▸ What is needed
Whenever the word "hand" appears in a line of the data below, copy that line.

■ ■ ■ ■ ■

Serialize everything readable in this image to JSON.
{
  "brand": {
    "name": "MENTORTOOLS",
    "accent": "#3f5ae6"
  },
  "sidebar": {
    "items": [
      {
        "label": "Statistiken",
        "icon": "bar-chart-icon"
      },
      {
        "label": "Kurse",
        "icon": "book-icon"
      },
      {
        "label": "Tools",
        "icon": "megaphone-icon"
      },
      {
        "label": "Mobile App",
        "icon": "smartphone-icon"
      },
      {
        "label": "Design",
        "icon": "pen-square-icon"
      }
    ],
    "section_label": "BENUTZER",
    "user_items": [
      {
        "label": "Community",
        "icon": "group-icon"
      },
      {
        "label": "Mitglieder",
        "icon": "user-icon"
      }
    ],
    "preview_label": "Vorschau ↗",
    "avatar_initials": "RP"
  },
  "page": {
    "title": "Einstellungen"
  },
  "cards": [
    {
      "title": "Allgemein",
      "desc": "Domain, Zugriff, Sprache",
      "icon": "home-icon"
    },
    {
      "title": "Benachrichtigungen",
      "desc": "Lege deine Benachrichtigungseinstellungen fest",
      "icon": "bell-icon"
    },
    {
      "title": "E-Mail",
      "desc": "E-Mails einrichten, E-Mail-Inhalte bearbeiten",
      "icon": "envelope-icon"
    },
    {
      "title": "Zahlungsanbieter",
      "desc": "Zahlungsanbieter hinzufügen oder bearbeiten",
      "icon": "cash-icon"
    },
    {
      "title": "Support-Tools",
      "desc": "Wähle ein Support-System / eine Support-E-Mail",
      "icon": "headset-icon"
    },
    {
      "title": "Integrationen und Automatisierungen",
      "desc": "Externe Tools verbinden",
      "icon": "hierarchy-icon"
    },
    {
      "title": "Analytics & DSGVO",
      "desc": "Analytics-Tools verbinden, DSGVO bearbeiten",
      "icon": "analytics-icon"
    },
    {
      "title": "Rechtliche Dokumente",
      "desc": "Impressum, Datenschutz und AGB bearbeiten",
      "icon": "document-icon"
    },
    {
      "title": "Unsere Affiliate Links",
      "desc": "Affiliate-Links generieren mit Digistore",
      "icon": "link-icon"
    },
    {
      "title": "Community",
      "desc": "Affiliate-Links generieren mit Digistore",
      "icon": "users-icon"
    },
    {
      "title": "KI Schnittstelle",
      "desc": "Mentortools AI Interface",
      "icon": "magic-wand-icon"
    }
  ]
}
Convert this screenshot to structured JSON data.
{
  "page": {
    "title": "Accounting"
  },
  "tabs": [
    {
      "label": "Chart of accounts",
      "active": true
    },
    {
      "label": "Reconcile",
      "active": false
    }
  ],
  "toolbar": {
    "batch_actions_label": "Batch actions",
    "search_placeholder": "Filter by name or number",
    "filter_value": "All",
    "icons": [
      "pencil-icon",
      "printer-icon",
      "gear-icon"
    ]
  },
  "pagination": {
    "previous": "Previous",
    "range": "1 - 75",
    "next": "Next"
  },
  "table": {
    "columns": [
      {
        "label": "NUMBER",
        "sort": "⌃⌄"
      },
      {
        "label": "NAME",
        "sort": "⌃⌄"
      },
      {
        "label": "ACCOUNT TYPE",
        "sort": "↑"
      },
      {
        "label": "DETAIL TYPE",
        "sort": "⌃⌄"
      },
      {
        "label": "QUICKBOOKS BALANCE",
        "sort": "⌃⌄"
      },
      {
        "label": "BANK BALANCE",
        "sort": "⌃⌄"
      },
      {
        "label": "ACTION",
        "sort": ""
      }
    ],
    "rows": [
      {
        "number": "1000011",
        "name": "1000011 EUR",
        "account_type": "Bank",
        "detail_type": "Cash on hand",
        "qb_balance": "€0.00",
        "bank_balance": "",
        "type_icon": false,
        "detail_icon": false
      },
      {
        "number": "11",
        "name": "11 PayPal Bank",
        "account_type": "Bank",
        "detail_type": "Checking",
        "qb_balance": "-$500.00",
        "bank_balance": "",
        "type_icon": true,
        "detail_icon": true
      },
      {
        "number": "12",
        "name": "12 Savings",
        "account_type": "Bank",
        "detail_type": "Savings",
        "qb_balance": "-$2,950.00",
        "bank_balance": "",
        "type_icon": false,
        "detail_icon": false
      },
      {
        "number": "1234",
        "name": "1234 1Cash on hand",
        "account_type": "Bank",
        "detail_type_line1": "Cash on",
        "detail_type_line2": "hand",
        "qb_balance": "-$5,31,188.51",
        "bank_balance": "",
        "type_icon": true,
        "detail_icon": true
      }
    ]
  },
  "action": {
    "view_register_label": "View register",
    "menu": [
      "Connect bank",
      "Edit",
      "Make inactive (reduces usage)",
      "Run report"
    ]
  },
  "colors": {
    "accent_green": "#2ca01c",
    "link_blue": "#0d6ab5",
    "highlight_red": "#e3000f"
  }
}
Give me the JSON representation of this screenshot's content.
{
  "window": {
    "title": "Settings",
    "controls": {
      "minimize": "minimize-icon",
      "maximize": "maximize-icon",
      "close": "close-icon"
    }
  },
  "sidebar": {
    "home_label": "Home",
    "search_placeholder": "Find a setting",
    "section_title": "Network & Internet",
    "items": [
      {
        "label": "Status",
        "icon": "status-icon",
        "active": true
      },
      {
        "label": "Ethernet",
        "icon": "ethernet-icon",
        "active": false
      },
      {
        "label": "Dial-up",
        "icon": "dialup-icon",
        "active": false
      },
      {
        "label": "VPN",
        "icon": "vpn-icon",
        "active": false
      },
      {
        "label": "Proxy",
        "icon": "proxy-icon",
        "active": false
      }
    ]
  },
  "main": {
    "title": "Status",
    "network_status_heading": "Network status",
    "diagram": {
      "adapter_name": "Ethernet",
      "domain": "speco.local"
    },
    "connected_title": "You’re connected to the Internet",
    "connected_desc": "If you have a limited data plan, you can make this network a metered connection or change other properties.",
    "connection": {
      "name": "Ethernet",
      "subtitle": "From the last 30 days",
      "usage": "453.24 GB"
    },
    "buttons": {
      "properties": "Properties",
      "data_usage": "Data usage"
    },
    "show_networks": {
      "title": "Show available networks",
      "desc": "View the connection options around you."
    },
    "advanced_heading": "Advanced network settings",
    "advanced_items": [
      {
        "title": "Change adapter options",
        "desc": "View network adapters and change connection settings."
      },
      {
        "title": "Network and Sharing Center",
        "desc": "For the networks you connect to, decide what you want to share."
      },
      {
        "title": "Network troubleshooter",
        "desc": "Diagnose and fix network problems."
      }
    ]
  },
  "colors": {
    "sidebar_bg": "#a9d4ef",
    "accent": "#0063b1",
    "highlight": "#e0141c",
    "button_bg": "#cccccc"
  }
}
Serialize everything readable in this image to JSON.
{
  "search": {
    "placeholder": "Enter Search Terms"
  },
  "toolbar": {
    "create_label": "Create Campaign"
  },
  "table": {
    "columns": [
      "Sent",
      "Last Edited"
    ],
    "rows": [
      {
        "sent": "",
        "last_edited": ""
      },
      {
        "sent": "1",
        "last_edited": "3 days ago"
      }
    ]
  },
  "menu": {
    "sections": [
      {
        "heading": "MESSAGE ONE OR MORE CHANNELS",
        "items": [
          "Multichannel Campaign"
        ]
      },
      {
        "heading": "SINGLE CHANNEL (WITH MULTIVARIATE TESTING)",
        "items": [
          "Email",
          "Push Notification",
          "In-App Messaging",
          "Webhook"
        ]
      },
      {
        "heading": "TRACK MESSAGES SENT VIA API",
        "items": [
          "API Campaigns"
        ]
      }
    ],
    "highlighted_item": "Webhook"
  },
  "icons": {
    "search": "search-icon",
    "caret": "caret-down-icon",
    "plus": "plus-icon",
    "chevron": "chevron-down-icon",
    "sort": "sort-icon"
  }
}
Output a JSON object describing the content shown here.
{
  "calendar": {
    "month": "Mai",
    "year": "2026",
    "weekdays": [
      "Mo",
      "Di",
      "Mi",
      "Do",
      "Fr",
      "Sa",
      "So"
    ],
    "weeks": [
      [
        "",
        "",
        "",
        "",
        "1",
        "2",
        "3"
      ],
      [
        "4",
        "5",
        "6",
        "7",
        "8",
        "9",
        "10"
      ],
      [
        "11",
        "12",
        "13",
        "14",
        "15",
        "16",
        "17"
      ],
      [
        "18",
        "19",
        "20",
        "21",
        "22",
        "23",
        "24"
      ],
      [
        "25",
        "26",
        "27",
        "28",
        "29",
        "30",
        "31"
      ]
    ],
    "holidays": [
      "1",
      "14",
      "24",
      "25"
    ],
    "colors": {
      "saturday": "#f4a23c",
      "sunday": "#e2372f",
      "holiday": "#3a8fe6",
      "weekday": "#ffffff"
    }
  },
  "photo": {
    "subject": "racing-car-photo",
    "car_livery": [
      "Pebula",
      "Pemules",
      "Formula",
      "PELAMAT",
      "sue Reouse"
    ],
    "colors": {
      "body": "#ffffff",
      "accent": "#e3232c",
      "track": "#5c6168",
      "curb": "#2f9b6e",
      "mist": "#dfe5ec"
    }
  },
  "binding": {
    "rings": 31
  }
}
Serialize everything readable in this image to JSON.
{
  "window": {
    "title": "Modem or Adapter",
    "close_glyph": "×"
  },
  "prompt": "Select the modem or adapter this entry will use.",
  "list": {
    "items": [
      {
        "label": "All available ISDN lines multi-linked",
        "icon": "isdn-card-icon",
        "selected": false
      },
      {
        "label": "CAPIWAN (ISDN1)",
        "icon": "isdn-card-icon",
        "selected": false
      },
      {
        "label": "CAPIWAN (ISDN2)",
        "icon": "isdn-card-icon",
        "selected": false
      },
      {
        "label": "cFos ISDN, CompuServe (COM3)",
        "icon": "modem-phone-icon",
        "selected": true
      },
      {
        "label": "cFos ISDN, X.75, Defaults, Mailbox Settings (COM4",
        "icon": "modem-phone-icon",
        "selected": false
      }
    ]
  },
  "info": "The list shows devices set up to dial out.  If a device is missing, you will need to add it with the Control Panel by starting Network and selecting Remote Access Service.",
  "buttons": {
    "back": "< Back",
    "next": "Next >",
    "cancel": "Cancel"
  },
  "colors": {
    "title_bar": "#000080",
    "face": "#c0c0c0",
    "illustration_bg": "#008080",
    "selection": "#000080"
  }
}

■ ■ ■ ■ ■

▸ Result of the task
        "detail_type": "Cash on hand",
        "name": "1234 1Cash on hand",
        "detail_type_line2": "hand",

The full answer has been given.